──────── Exercise material ────────

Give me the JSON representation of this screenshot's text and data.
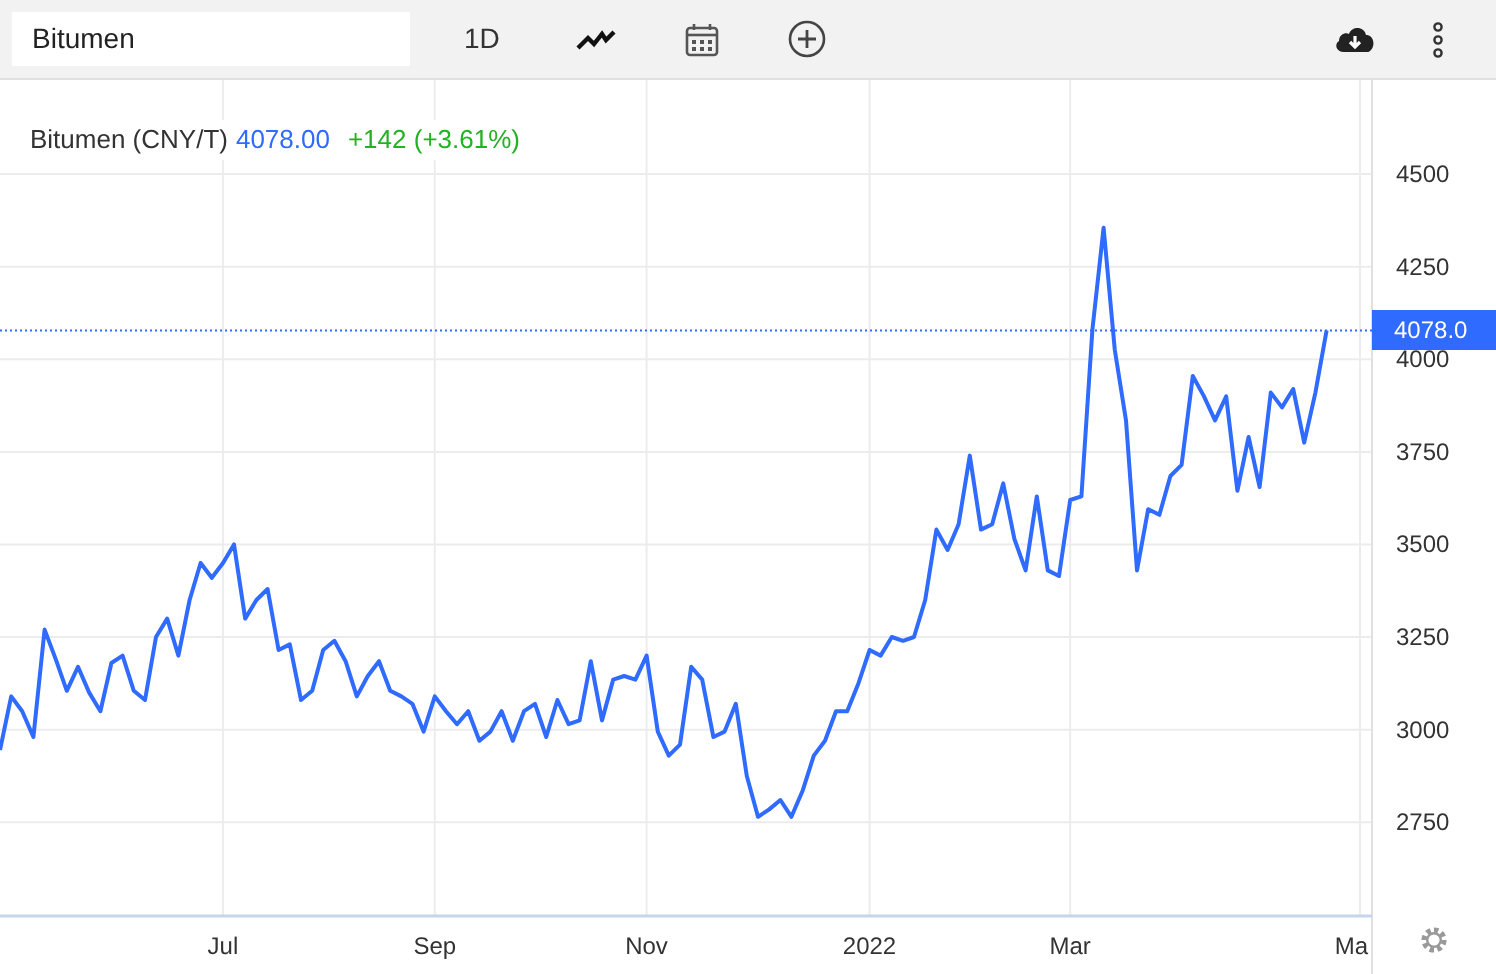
{
  "toolbar": {
    "search_value": "Bitumen",
    "interval": "1D"
  },
  "legend": {
    "name": "Bitumen (CNY/T)",
    "price": "4078.00",
    "change": "+142 (+3.61%)"
  },
  "chart_data": {
    "type": "line",
    "grid": true,
    "ylim": [
      2497,
      4754
    ],
    "ref_lines": [
      {
        "axis": "y",
        "value": 4078,
        "label": "4078.0"
      }
    ],
    "categories": [
      null,
      null,
      null,
      null,
      null,
      null,
      null,
      null,
      null,
      null,
      null,
      null,
      null,
      null,
      null,
      null,
      null,
      null,
      null,
      null,
      "Jul",
      null,
      null,
      null,
      null,
      null,
      null,
      null,
      null,
      null,
      null,
      null,
      null,
      null,
      null,
      null,
      null,
      null,
      null,
      "Sep",
      null,
      null,
      null,
      null,
      null,
      null,
      null,
      null,
      null,
      null,
      null,
      null,
      null,
      null,
      null,
      null,
      null,
      null,
      "Nov",
      null,
      null,
      null,
      null,
      null,
      null,
      null,
      null,
      null,
      null,
      null,
      null,
      null,
      null,
      null,
      null,
      null,
      null,
      null,
      "2022",
      null,
      null,
      null,
      null,
      null,
      null,
      null,
      null,
      null,
      null,
      null,
      null,
      null,
      null,
      null,
      null,
      null,
      "Mar",
      null,
      null,
      null,
      null,
      null,
      null,
      null,
      null,
      null,
      null,
      null,
      null,
      null,
      null,
      null,
      null,
      null,
      null,
      null,
      null,
      null,
      null,
      null,
      null,
      null,
      "Ma"
    ],
    "yticks": [
      2750,
      3000,
      3250,
      3500,
      3750,
      4000,
      4250,
      4500
    ],
    "series": [
      {
        "color": "#2f6bff",
        "values": [
          2945,
          3090,
          3050,
          2980,
          3270,
          3190,
          3105,
          3170,
          3100,
          3050,
          3180,
          3200,
          3105,
          3080,
          3250,
          3300,
          3200,
          3350,
          3450,
          3410,
          3450,
          3500,
          3300,
          3350,
          3380,
          3215,
          3230,
          3080,
          3105,
          3215,
          3240,
          3185,
          3090,
          3145,
          3185,
          3105,
          3090,
          3070,
          2995,
          3090,
          3050,
          3015,
          3050,
          2970,
          2995,
          3050,
          2970,
          3050,
          3070,
          2980,
          3080,
          3015,
          3025,
          3185,
          3025,
          3135,
          3145,
          3135,
          3200,
          2995,
          2930,
          2960,
          3170,
          3135,
          2980,
          2995,
          3070,
          2875,
          2765,
          2785,
          2810,
          2765,
          2835,
          2930,
          2970,
          3050,
          3050,
          3125,
          3215,
          3200,
          3250,
          3240,
          3250,
          3350,
          3540,
          3485,
          3555,
          3740,
          3540,
          3555,
          3665,
          3515,
          3430,
          3630,
          3430,
          3415,
          3620,
          3630,
          4080,
          4355,
          4025,
          3835,
          3430,
          3595,
          3580,
          3685,
          3715,
          3955,
          3900,
          3835,
          3900,
          3645,
          3790,
          3655,
          3910,
          3870,
          3920,
          3775,
          3910,
          4078,
          null,
          null,
          null
        ]
      }
    ]
  }
}
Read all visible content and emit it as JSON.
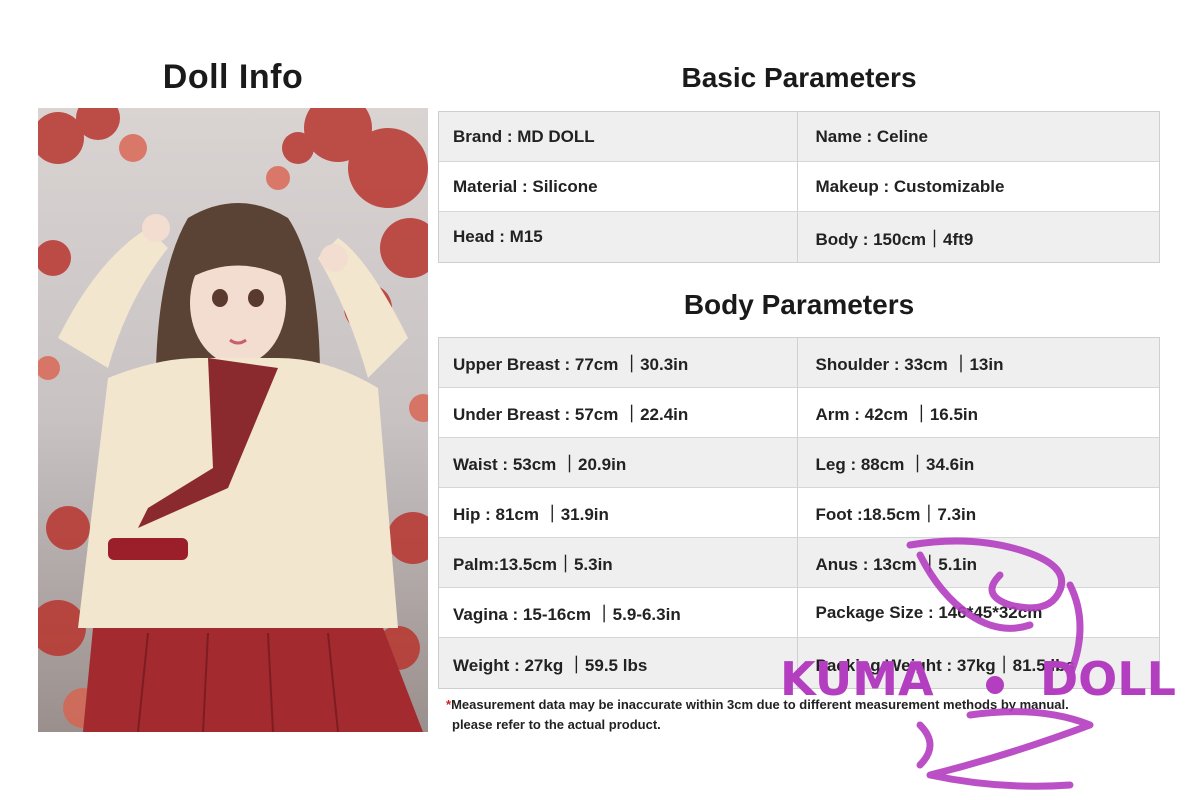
{
  "left": {
    "title": "Doll  Info"
  },
  "basic": {
    "title": "Basic Parameters",
    "rows": [
      [
        "Brand : MD DOLL",
        "Name : Celine"
      ],
      [
        "Material : Silicone",
        "Makeup : Customizable"
      ],
      [
        "Head :  M15",
        "Body : 150cm｜4ft9"
      ]
    ]
  },
  "body": {
    "title": "Body Parameters",
    "rows": [
      [
        "Upper Breast : 77cm ｜30.3in",
        "Shoulder : 33cm ｜13in"
      ],
      [
        "Under Breast : 57cm ｜22.4in",
        "Arm : 42cm ｜16.5in"
      ],
      [
        "Waist : 53cm ｜20.9in",
        "Leg : 88cm ｜34.6in"
      ],
      [
        "Hip : 81cm ｜31.9in",
        "Foot :18.5cm｜7.3in"
      ],
      [
        "Palm:13.5cm｜5.3in",
        "Anus : 13cm ｜5.1in"
      ],
      [
        "Vagina : 15-16cm ｜5.9-6.3in",
        "Package Size : 146*45*32cm"
      ],
      [
        "Weight : 27kg ｜59.5 lbs",
        "Packing Weight : 37kg｜81.5 lbs"
      ]
    ]
  },
  "note": {
    "star": "*",
    "line1": "Measurement data may be inaccurate within 3cm due to different measurement methods by manual.",
    "line2": "please refer to the actual product."
  },
  "watermark": {
    "text": "KUMA DOLL",
    "color": "#b43ec0"
  },
  "colors": {
    "row_shade": "#efefef",
    "border": "#cfcfcf",
    "accent_red": "#a32a2e"
  }
}
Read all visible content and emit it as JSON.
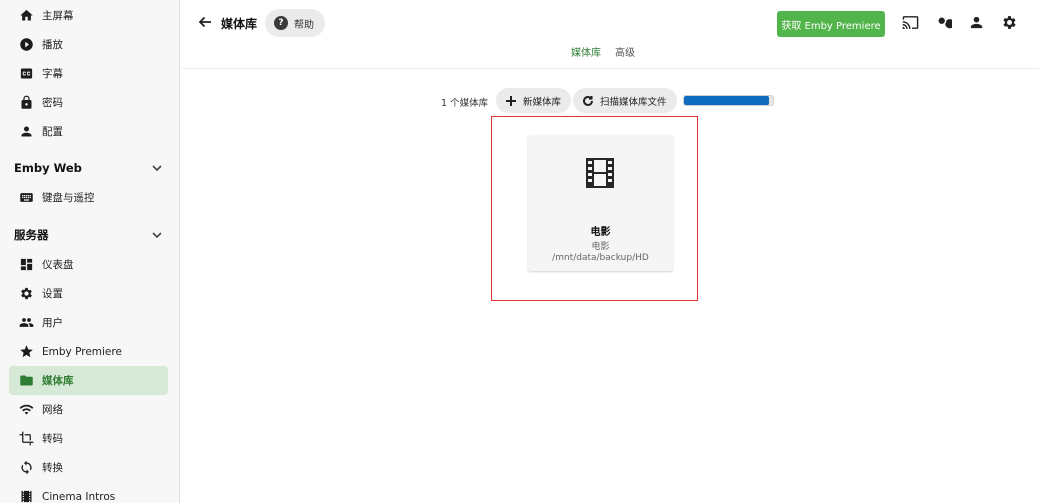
{
  "sidebar": {
    "top_items": [
      {
        "label": "主屏幕",
        "icon": "home-icon"
      },
      {
        "label": "播放",
        "icon": "play-circle-icon"
      },
      {
        "label": "字幕",
        "icon": "subtitles-icon"
      },
      {
        "label": "密码",
        "icon": "lock-icon"
      },
      {
        "label": "配置",
        "icon": "person-icon"
      }
    ],
    "section_emby_web": {
      "title": "Emby Web",
      "items": [
        {
          "label": "键盘与遥控",
          "icon": "keyboard-icon"
        }
      ]
    },
    "section_server": {
      "title": "服务器",
      "items": [
        {
          "label": "仪表盘",
          "icon": "dashboard-icon"
        },
        {
          "label": "设置",
          "icon": "gear-icon"
        },
        {
          "label": "用户",
          "icon": "people-icon"
        },
        {
          "label": "Emby Premiere",
          "icon": "star-icon"
        },
        {
          "label": "媒体库",
          "icon": "folder-icon",
          "active": true
        },
        {
          "label": "网络",
          "icon": "wifi-icon"
        },
        {
          "label": "转码",
          "icon": "crop-icon"
        },
        {
          "label": "转换",
          "icon": "sync-icon"
        },
        {
          "label": "Cinema Intros",
          "icon": "film-icon"
        }
      ]
    }
  },
  "header": {
    "title": "媒体库",
    "help_label": "帮助",
    "premiere_button": "获取 Emby Premiere",
    "icons": [
      "cast-icon",
      "search-icon",
      "user-icon",
      "gear-icon"
    ],
    "tabs": [
      {
        "label": "媒体库",
        "active": true
      },
      {
        "label": "高级",
        "active": false
      }
    ]
  },
  "toolbar": {
    "count_label": "1 个媒体库",
    "new_library": "新媒体库",
    "scan_library": "扫描媒体库文件",
    "scan_progress": 0.95
  },
  "library_card": {
    "name": "电影",
    "type": "电影",
    "path": "/mnt/data/backup/HD"
  },
  "colors": {
    "accent": "#52b54b",
    "active_text": "#2e7d32",
    "active_bg": "#d6e9d6",
    "progress": "#0f6bbd",
    "highlight": "#e03434"
  }
}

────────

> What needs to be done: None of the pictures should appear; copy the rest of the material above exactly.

> Completed task:
Give me the JSON representation of this screenshot's text and data.
{
  "toolbar": {
    "search_value": "Bitumen",
    "interval": "1D"
  },
  "legend": {
    "name": "Bitumen (CNY/T)",
    "price": "4078.00",
    "change": "+142 (+3.61%)"
  },
  "chart_data": {
    "type": "line",
    "grid": true,
    "ylim": [
      2497,
      4754
    ],
    "ref_lines": [
      {
        "axis": "y",
        "value": 4078,
        "label": "4078.0"
      }
    ],
    "categories": [
      null,
      null,
      null,
      null,
      null,
      null,
      null,
      null,
      null,
      null,
      null,
      null,
      null,
      null,
      null,
      null,
      null,
      null,
      null,
      null,
      "Jul",
      null,
      null,
      null,
      null,
      null,
      null,
      null,
      null,
      null,
      null,
      null,
      null,
      null,
      null,
      null,
      null,
      null,
      null,
      "Sep",
      null,
      null,
      null,
      null,
      null,
      null,
      null,
      null,
      null,
      null,
      null,
      null,
      null,
      null,
      null,
      null,
      null,
      null,
      "Nov",
      null,
      null,
      null,
      null,
      null,
      null,
      null,
      null,
      null,
      null,
      null,
      null,
      null,
      null,
      null,
      null,
      null,
      null,
      null,
      "2022",
      null,
      null,
      null,
      null,
      null,
      null,
      null,
      null,
      null,
      null,
      null,
      null,
      null,
      null,
      null,
      null,
      null,
      "Mar",
      null,
      null,
      null,
      null,
      null,
      null,
      null,
      null,
      null,
      null,
      null,
      null,
      null,
      null,
      null,
      null,
      null,
      null,
      null,
      null,
      null,
      null,
      null,
      null,
      null,
      "Ma"
    ],
    "yticks": [
      2750,
      3000,
      3250,
      3500,
      3750,
      4000,
      4250,
      4500
    ],
    "series": [
      {
        "color": "#2f6bff",
        "values": [
          2945,
          3090,
          3050,
          2980,
          3270,
          3190,
          3105,
          3170,
          3100,
          3050,
          3180,
          3200,
          3105,
          3080,
          3250,
          3300,
          3200,
          3350,
          3450,
          3410,
          3450,
          3500,
          3300,
          3350,
          3380,
          3215,
          3230,
          3080,
          3105,
          3215,
          3240,
          3185,
          3090,
          3145,
          3185,
          3105,
          3090,
          3070,
          2995,
          3090,
          3050,
          3015,
          3050,
          2970,
          2995,
          3050,
          2970,
          3050,
          3070,
          2980,
          3080,
          3015,
          3025,
          3185,
          3025,
          3135,
          3145,
          3135,
          3200,
          2995,
          2930,
          2960,
          3170,
          3135,
          2980,
          2995,
          3070,
          2875,
          2765,
          2785,
          2810,
          2765,
          2835,
          2930,
          2970,
          3050,
          3050,
          3125,
          3215,
          3200,
          3250,
          3240,
          3250,
          3350,
          3540,
          3485,
          3555,
          3740,
          3540,
          3555,
          3665,
          3515,
          3430,
          3630,
          3430,
          3415,
          3620,
          3630,
          4080,
          4355,
          4025,
          3835,
          3430,
          3595,
          3580,
          3685,
          3715,
          3955,
          3900,
          3835,
          3900,
          3645,
          3790,
          3655,
          3910,
          3870,
          3920,
          3775,
          3910,
          4078,
          null,
          null,
          null
        ]
      }
    ]
  }
}
Read all visible content and emit it as JSON.
{
  "left": {
    "title": "Doll  Info"
  },
  "basic": {
    "title": "Basic Parameters",
    "rows": [
      [
        "Brand : MD DOLL",
        "Name : Celine"
      ],
      [
        "Material : Silicone",
        "Makeup : Customizable"
      ],
      [
        "Head :  M15",
        "Body : 150cm｜4ft9"
      ]
    ]
  },
  "body": {
    "title": "Body Parameters",
    "rows": [
      [
        "Upper Breast : 77cm ｜30.3in",
        "Shoulder : 33cm ｜13in"
      ],
      [
        "Under Breast : 57cm ｜22.4in",
        "Arm : 42cm ｜16.5in"
      ],
      [
        "Waist : 53cm ｜20.9in",
        "Leg : 88cm ｜34.6in"
      ],
      [
        "Hip : 81cm ｜31.9in",
        "Foot :18.5cm｜7.3in"
      ],
      [
        "Palm:13.5cm｜5.3in",
        "Anus : 13cm ｜5.1in"
      ],
      [
        "Vagina : 15-16cm ｜5.9-6.3in",
        "Package Size : 146*45*32cm"
      ],
      [
        "Weight : 27kg ｜59.5 lbs",
        "Packing Weight : 37kg｜81.5 lbs"
      ]
    ]
  },
  "note": {
    "star": "*",
    "line1": "Measurement data may be inaccurate within 3cm due to different measurement methods by manual.",
    "line2": "please refer to the actual product."
  },
  "watermark": {
    "text": "KUMA DOLL",
    "color": "#b43ec0"
  },
  "colors": {
    "row_shade": "#efefef",
    "border": "#cfcfcf",
    "accent_red": "#a32a2e"
  }
}
Read all visible content and emit it as JSON.
{
  "sidebar": {
    "top_items": [
      {
        "label": "主屏幕",
        "icon": "home-icon"
      },
      {
        "label": "播放",
        "icon": "play-circle-icon"
      },
      {
        "label": "字幕",
        "icon": "subtitles-icon"
      },
      {
        "label": "密码",
        "icon": "lock-icon"
      },
      {
        "label": "配置",
        "icon": "person-icon"
      }
    ],
    "section_emby_web": {
      "title": "Emby Web",
      "items": [
        {
          "label": "键盘与遥控",
          "icon": "keyboard-icon"
        }
      ]
    },
    "section_server": {
      "title": "服务器",
      "items": [
        {
          "label": "仪表盘",
          "icon": "dashboard-icon"
        },
        {
          "label": "设置",
          "icon": "gear-icon"
        },
        {
          "label": "用户",
          "icon": "people-icon"
        },
        {
          "label": "Emby Premiere",
          "icon": "star-icon"
        },
        {
          "label": "媒体库",
          "icon": "folder-icon",
          "active": true
        },
        {
          "label": "网络",
          "icon": "wifi-icon"
        },
        {
          "label": "转码",
          "icon": "crop-icon"
        },
        {
          "label": "转换",
          "icon": "sync-icon"
        },
        {
          "label": "Cinema Intros",
          "icon": "film-icon"
        }
      ]
    }
  },
  "header": {
    "title": "媒体库",
    "help_label": "帮助",
    "premiere_button": "获取 Emby Premiere",
    "icons": [
      "cast-icon",
      "search-icon",
      "user-icon",
      "gear-icon"
    ],
    "tabs": [
      {
        "label": "媒体库",
        "active": true
      },
      {
        "label": "高级",
        "active": false
      }
    ]
  },
  "toolbar": {
    "count_label": "1 个媒体库",
    "new_library": "新媒体库",
    "scan_library": "扫描媒体库文件",
    "scan_progress": 0.95
  },
  "library_card": {
    "name": "电影",
    "type": "电影",
    "path": "/mnt/data/backup/HD"
  },
  "colors": {
    "accent": "#52b54b",
    "active_text": "#2e7d32",
    "active_bg": "#d6e9d6",
    "progress": "#0f6bbd",
    "highlight": "#e03434"
  }
}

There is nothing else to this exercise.